(Web page and app entries)
================================
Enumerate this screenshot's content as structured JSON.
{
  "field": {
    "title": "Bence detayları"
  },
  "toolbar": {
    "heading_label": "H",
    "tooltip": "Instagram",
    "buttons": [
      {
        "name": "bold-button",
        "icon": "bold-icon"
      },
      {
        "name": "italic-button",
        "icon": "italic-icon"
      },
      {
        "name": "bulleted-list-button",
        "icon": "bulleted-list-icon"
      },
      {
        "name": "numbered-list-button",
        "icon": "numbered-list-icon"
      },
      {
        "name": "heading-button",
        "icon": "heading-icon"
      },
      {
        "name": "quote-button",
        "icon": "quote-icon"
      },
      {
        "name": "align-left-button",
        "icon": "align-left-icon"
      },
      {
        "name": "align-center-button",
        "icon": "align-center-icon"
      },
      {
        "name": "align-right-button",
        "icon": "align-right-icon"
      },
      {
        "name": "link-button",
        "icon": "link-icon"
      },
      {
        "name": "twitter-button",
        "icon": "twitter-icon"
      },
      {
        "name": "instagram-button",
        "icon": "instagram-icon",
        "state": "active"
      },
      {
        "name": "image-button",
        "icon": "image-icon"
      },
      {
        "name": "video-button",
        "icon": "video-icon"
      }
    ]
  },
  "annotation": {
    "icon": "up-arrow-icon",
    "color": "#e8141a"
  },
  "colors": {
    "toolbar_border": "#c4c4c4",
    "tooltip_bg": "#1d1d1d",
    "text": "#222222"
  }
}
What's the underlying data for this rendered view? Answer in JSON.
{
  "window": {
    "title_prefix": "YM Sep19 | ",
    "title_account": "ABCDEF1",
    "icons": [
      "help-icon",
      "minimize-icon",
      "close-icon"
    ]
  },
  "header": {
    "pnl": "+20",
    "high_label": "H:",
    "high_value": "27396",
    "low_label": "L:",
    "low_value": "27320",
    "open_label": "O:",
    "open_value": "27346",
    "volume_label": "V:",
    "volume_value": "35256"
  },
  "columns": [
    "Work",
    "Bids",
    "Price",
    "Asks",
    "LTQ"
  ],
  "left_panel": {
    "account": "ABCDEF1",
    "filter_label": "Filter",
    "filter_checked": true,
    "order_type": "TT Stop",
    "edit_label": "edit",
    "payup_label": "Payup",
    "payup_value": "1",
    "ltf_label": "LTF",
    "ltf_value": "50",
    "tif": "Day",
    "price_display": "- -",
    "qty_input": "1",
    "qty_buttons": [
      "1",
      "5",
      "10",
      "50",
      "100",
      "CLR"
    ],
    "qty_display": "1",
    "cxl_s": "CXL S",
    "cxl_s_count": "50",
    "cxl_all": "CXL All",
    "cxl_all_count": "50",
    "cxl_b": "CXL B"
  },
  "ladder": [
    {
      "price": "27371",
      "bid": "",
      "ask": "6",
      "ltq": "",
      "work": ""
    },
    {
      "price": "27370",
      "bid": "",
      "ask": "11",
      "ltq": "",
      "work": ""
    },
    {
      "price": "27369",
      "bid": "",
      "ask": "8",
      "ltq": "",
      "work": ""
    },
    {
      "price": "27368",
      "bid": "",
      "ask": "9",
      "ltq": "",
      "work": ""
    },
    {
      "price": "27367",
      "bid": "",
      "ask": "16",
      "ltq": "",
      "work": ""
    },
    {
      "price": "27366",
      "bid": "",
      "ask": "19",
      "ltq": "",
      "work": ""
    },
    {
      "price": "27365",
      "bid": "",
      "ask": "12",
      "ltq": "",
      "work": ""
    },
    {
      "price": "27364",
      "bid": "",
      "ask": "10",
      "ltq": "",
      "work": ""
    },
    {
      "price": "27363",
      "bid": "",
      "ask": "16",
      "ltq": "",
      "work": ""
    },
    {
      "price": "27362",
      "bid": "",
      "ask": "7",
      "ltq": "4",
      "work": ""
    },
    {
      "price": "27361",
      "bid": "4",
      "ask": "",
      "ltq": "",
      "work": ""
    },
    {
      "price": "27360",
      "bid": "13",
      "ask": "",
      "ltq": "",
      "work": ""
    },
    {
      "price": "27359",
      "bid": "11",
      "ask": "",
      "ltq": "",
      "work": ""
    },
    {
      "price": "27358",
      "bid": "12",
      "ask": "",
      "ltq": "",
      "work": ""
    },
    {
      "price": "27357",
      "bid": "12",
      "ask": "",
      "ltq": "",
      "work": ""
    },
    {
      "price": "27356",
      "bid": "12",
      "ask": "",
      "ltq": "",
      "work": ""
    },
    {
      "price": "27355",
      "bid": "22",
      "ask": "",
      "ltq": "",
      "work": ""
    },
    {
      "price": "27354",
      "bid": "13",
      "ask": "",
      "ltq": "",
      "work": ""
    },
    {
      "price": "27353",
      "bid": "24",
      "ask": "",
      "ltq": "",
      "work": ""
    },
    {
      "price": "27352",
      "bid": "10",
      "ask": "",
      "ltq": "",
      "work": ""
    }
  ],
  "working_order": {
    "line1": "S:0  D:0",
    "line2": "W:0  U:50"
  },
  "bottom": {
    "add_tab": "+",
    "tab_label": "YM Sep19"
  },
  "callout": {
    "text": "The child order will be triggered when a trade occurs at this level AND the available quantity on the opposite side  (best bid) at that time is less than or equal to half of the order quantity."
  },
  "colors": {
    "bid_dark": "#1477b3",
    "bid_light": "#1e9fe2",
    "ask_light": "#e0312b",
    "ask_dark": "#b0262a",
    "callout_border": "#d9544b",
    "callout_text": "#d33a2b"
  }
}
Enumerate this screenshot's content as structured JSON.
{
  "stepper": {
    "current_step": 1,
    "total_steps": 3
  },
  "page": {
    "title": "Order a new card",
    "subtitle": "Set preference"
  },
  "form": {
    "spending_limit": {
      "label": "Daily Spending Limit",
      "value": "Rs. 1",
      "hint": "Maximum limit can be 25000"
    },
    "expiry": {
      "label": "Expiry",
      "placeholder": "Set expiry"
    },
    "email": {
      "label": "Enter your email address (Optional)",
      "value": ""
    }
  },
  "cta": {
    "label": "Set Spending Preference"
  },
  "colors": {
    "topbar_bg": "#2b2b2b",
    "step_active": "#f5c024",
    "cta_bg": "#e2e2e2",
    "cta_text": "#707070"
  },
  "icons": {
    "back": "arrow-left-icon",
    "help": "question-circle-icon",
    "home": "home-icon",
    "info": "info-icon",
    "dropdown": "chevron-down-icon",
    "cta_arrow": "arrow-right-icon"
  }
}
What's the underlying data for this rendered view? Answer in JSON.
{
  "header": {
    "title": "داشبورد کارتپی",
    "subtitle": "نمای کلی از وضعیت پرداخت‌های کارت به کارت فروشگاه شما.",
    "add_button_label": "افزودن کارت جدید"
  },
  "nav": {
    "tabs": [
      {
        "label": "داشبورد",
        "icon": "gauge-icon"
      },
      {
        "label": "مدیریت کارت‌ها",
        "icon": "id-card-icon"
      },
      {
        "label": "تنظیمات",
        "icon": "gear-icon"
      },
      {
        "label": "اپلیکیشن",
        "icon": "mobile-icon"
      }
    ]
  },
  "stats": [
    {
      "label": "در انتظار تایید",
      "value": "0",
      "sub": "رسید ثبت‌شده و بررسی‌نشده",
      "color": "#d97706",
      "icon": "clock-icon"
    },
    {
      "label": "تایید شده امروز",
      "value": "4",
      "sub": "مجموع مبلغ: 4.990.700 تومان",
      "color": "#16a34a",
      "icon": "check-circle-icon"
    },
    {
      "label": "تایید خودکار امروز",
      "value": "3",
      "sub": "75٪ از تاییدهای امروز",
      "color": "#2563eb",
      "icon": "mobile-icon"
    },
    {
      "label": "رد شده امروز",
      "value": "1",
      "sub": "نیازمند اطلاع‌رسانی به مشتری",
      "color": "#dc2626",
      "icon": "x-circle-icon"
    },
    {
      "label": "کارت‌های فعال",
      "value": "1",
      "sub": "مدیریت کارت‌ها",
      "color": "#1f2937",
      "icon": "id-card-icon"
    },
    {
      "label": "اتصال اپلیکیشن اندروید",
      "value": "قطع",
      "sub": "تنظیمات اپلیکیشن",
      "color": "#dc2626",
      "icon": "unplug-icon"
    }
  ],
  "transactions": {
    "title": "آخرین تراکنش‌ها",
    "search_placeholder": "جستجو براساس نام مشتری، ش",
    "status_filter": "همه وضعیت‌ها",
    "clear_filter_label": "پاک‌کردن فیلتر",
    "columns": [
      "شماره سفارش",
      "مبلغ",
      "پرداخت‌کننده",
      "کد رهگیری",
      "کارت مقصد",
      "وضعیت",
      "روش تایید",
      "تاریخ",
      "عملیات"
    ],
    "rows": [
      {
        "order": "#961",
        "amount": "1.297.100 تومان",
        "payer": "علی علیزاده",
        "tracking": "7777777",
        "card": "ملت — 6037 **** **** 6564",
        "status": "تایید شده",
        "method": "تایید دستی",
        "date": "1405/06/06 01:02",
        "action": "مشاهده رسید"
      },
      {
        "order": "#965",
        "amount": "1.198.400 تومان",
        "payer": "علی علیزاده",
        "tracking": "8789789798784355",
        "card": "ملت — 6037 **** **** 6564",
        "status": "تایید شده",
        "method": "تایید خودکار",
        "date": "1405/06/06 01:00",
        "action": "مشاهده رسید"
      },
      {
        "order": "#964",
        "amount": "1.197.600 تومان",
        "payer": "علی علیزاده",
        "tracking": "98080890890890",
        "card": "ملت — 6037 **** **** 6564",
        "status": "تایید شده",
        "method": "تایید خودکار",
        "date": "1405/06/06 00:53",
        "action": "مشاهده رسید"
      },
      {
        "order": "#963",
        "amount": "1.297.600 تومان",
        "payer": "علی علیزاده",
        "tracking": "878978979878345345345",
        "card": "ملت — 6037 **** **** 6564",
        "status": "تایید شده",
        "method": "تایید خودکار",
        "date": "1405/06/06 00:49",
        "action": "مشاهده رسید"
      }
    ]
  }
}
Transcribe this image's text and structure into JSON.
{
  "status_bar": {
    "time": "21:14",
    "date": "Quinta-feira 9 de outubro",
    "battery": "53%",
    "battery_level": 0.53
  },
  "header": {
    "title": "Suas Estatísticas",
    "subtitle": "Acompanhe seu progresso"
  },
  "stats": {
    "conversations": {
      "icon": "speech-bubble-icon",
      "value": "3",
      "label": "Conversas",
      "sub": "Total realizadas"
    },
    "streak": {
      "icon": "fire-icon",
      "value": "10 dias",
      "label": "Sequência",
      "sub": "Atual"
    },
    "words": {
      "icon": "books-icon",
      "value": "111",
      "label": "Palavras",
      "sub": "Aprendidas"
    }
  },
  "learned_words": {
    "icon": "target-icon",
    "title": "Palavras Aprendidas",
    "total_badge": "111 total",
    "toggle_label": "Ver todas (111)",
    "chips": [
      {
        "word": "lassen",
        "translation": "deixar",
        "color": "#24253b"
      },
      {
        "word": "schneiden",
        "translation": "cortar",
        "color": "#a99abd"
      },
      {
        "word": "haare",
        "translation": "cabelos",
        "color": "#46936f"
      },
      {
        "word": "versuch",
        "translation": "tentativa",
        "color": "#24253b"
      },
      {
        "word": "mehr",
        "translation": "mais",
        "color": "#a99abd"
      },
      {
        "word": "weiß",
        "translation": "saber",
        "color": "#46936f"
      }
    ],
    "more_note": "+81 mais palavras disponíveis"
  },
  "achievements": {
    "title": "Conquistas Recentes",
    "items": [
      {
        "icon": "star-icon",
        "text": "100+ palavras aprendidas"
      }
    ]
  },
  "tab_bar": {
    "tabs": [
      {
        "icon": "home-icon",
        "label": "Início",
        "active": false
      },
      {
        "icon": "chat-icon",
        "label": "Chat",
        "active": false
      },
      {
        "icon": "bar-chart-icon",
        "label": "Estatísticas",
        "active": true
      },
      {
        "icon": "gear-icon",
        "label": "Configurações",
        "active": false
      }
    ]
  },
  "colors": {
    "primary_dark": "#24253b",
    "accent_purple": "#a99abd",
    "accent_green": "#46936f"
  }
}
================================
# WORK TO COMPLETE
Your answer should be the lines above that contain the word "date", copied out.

# SOLUTION
        "date": "1405/06/06 01:02",
        "date": "1405/06/06 01:00",
        "date": "1405/06/06 00:53",
        "date": "1405/06/06 00:49",
    "date": "Quinta-feira 9 de outubro",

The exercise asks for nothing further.